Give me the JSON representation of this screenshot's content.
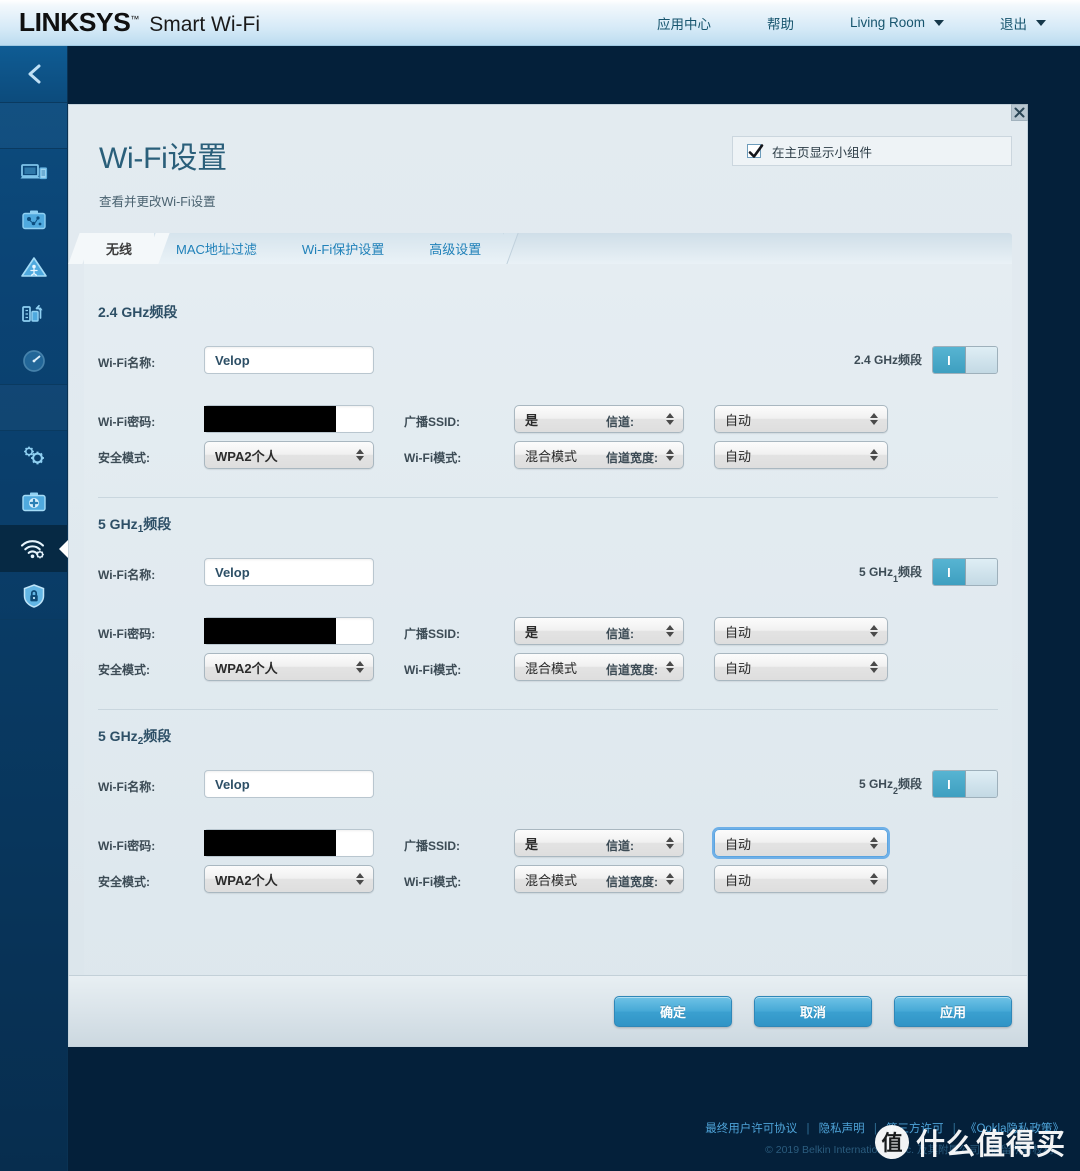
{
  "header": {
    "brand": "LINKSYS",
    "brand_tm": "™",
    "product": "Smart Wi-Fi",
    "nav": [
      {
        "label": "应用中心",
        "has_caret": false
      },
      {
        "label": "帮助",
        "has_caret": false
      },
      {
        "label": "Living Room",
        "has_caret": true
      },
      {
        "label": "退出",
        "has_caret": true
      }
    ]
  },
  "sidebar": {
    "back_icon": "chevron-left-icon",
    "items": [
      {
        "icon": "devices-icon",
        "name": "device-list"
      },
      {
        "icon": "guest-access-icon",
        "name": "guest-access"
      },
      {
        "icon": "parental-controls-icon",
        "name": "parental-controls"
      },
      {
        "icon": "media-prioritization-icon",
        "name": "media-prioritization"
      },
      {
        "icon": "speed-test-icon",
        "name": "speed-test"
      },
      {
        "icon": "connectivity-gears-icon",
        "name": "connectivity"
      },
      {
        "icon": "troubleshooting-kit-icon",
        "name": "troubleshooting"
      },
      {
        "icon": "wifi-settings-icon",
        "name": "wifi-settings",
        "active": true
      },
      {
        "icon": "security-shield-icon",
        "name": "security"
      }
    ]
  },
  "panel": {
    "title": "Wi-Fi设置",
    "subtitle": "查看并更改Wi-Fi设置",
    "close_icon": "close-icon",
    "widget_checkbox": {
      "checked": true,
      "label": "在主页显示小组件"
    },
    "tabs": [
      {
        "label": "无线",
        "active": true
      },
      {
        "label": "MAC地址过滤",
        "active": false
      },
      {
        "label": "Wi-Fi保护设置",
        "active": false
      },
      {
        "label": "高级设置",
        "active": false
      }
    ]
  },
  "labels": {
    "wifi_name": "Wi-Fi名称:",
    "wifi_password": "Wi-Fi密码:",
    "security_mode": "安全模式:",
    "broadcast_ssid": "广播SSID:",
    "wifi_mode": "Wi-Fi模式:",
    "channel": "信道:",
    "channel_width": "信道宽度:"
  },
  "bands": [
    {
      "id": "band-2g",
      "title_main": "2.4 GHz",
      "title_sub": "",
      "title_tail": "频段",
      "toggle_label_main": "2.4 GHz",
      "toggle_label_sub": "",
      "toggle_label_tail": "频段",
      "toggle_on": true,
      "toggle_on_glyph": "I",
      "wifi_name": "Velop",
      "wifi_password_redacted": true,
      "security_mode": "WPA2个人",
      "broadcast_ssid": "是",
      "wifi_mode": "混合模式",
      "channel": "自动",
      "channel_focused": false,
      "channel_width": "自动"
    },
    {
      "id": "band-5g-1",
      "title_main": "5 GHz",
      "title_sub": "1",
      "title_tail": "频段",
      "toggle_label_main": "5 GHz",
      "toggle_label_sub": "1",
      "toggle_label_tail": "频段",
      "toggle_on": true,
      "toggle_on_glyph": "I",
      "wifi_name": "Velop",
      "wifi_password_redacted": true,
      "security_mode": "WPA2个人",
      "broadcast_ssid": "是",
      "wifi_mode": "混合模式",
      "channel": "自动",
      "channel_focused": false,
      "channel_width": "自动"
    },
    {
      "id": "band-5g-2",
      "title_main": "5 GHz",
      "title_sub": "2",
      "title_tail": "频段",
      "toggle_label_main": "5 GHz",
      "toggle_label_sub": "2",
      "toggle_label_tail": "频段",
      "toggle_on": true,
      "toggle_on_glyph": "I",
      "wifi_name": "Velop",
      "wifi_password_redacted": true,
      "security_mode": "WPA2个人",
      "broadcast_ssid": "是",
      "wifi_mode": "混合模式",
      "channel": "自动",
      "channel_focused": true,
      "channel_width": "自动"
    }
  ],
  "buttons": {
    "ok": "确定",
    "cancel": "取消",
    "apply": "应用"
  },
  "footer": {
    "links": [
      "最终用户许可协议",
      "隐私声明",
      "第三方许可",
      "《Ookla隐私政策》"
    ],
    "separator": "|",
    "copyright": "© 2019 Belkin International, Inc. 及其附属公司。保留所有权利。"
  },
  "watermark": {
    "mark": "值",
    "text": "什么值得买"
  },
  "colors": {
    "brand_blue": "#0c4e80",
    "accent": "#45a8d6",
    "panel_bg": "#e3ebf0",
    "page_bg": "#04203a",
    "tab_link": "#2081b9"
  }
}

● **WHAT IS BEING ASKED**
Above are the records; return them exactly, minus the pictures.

● **ANSWER BOX**
Give me the JSON representation of this screenshot's content.
{
  "header": {
    "brand": "LINKSYS",
    "brand_tm": "™",
    "product": "Smart Wi-Fi",
    "nav": [
      {
        "label": "应用中心",
        "has_caret": false
      },
      {
        "label": "帮助",
        "has_caret": false
      },
      {
        "label": "Living Room",
        "has_caret": true
      },
      {
        "label": "退出",
        "has_caret": true
      }
    ]
  },
  "sidebar": {
    "back_icon": "chevron-left-icon",
    "items": [
      {
        "icon": "devices-icon",
        "name": "device-list"
      },
      {
        "icon": "guest-access-icon",
        "name": "guest-access"
      },
      {
        "icon": "parental-controls-icon",
        "name": "parental-controls"
      },
      {
        "icon": "media-prioritization-icon",
        "name": "media-prioritization"
      },
      {
        "icon": "speed-test-icon",
        "name": "speed-test"
      },
      {
        "icon": "connectivity-gears-icon",
        "name": "connectivity"
      },
      {
        "icon": "troubleshooting-kit-icon",
        "name": "troubleshooting"
      },
      {
        "icon": "wifi-settings-icon",
        "name": "wifi-settings",
        "active": true
      },
      {
        "icon": "security-shield-icon",
        "name": "security"
      }
    ]
  },
  "panel": {
    "title": "Wi-Fi设置",
    "subtitle": "查看并更改Wi-Fi设置",
    "close_icon": "close-icon",
    "widget_checkbox": {
      "checked": true,
      "label": "在主页显示小组件"
    },
    "tabs": [
      {
        "label": "无线",
        "active": true
      },
      {
        "label": "MAC地址过滤",
        "active": false
      },
      {
        "label": "Wi-Fi保护设置",
        "active": false
      },
      {
        "label": "高级设置",
        "active": false
      }
    ]
  },
  "labels": {
    "wifi_name": "Wi-Fi名称:",
    "wifi_password": "Wi-Fi密码:",
    "security_mode": "安全模式:",
    "broadcast_ssid": "广播SSID:",
    "wifi_mode": "Wi-Fi模式:",
    "channel": "信道:",
    "channel_width": "信道宽度:"
  },
  "bands": [
    {
      "id": "band-2g",
      "title_main": "2.4 GHz",
      "title_sub": "",
      "title_tail": "频段",
      "toggle_label_main": "2.4 GHz",
      "toggle_label_sub": "",
      "toggle_label_tail": "频段",
      "toggle_on": true,
      "toggle_on_glyph": "I",
      "wifi_name": "Velop",
      "wifi_password_redacted": true,
      "security_mode": "WPA2个人",
      "broadcast_ssid": "是",
      "wifi_mode": "混合模式",
      "channel": "自动",
      "channel_focused": false,
      "channel_width": "自动"
    },
    {
      "id": "band-5g-1",
      "title_main": "5 GHz",
      "title_sub": "1",
      "title_tail": "频段",
      "toggle_label_main": "5 GHz",
      "toggle_label_sub": "1",
      "toggle_label_tail": "频段",
      "toggle_on": true,
      "toggle_on_glyph": "I",
      "wifi_name": "Velop",
      "wifi_password_redacted": true,
      "security_mode": "WPA2个人",
      "broadcast_ssid": "是",
      "wifi_mode": "混合模式",
      "channel": "自动",
      "channel_focused": false,
      "channel_width": "自动"
    },
    {
      "id": "band-5g-2",
      "title_main": "5 GHz",
      "title_sub": "2",
      "title_tail": "频段",
      "toggle_label_main": "5 GHz",
      "toggle_label_sub": "2",
      "toggle_label_tail": "频段",
      "toggle_on": true,
      "toggle_on_glyph": "I",
      "wifi_name": "Velop",
      "wifi_password_redacted": true,
      "security_mode": "WPA2个人",
      "broadcast_ssid": "是",
      "wifi_mode": "混合模式",
      "channel": "自动",
      "channel_focused": true,
      "channel_width": "自动"
    }
  ],
  "buttons": {
    "ok": "确定",
    "cancel": "取消",
    "apply": "应用"
  },
  "footer": {
    "links": [
      "最终用户许可协议",
      "隐私声明",
      "第三方许可",
      "《Ookla隐私政策》"
    ],
    "separator": "|",
    "copyright": "© 2019 Belkin International, Inc. 及其附属公司。保留所有权利。"
  },
  "watermark": {
    "mark": "值",
    "text": "什么值得买"
  },
  "colors": {
    "brand_blue": "#0c4e80",
    "accent": "#45a8d6",
    "panel_bg": "#e3ebf0",
    "page_bg": "#04203a",
    "tab_link": "#2081b9"
  }
}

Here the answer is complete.